10 and 11 July 2015

In many jurisdictions registered partnerships were introduced either as a functional equivalent to marriage for same-sex couples or as an alternative to marriage open to all couples. As marriage is opened up to same-sex couples in an increasing number of jurisdictions, this raises the question of what the future of registered partnership should be. Is there a function or indeed a need for another form of formalised adult relationship besides marriage?

This research project and conference will look at the different approaches taken in several jurisdictions which range from abolishing registered partnership to retaining it as an alternative formalised relationship to marriage. Leading family law experts from 14 European and non-European countries will present the law of their jurisdiction and explain the history and function of registered partnership in their own family law system. This will then allow for the drawing of conclusions about the advantages and disadvantages of the different approaches. It will also provide the basis for an informed discussion on the way forward for jurisdictions that are about to review their registered partnership regimes and the recognition of adult relationships in general.
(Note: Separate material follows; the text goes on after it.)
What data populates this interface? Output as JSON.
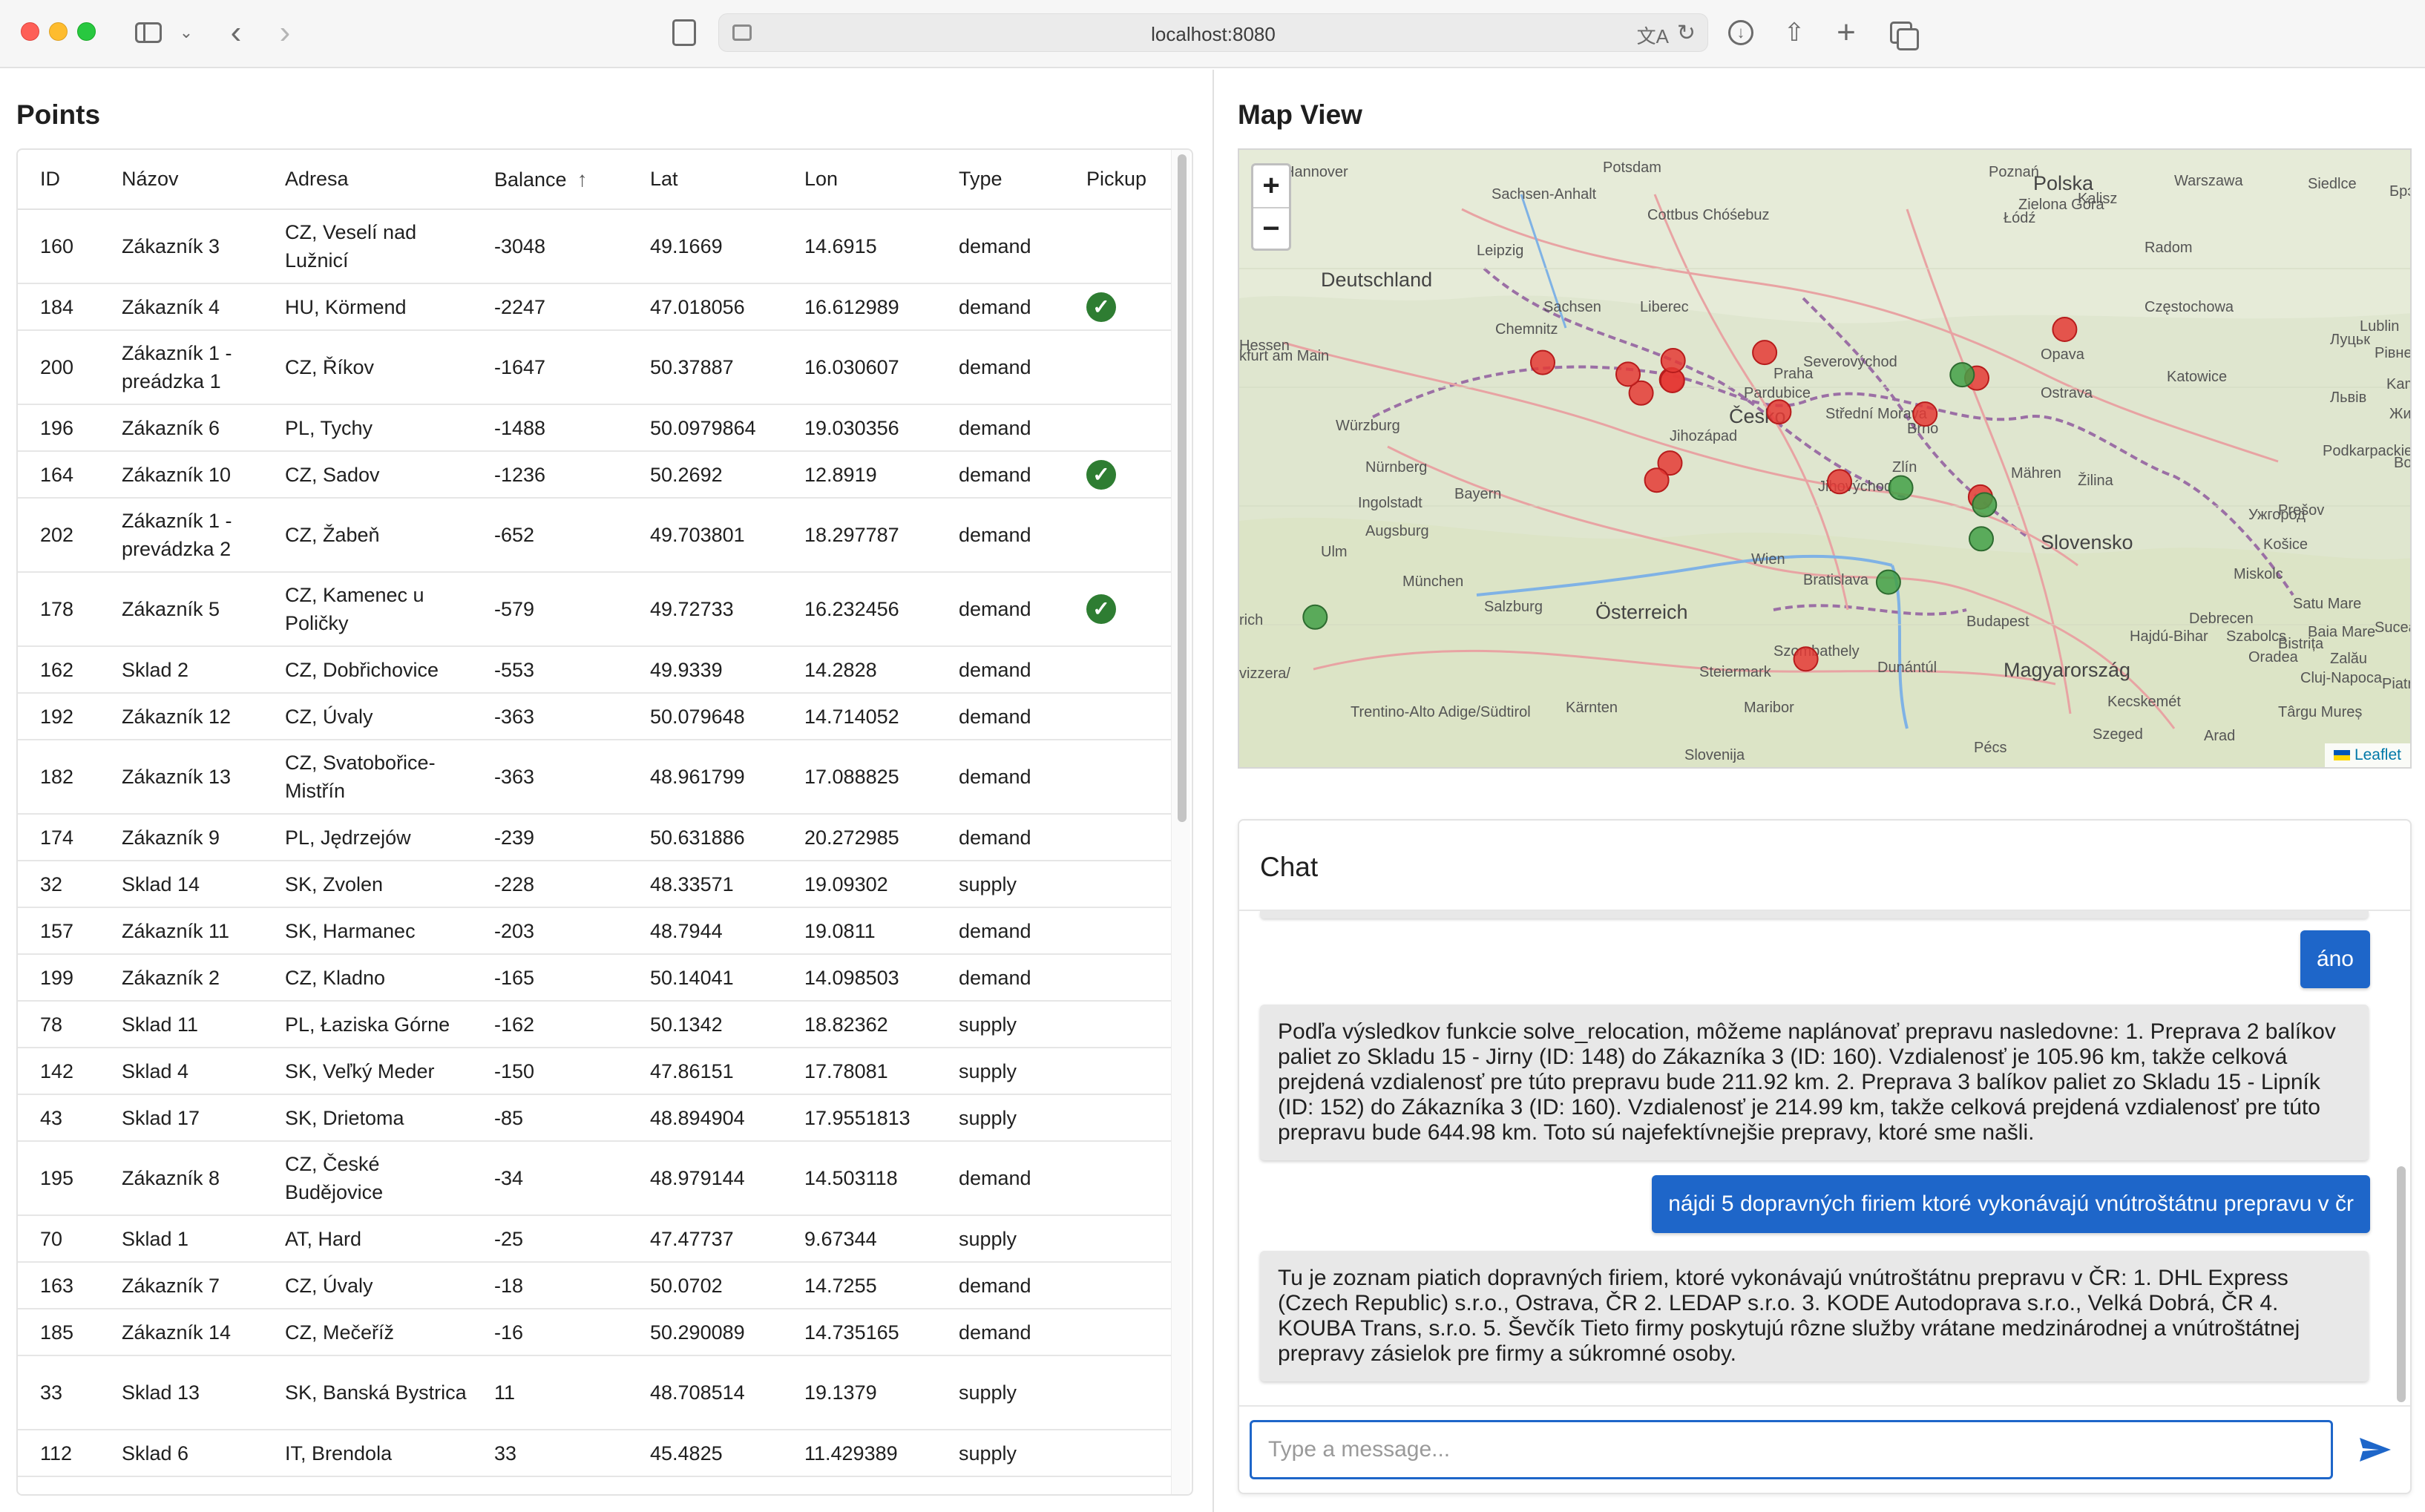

Given the location of the conference, the current situation in England & Wales and Scotland will be given particular consideration. These countries are the only jurisdictions in the world where same-sex couples are privileged above opposite-sex couples seeing as civil partnership is currently only available to the former and marriage available to all couples.

Further information:

The papers presented at this conference and the comparative findings will be made available to the public in the form of an edited collection, published by Intersentia.

An application will be made for 8 accredited CPD hours.

If you have any queries, please do not hesitate to contact the conference organisers at family2015@law.cam.ac.uk

University of Cambridge Durham University

 

This research project and conference are generously supported by:

 

International Academy of Matrimonial Lawyers Queen Elizabeth Building Intersentia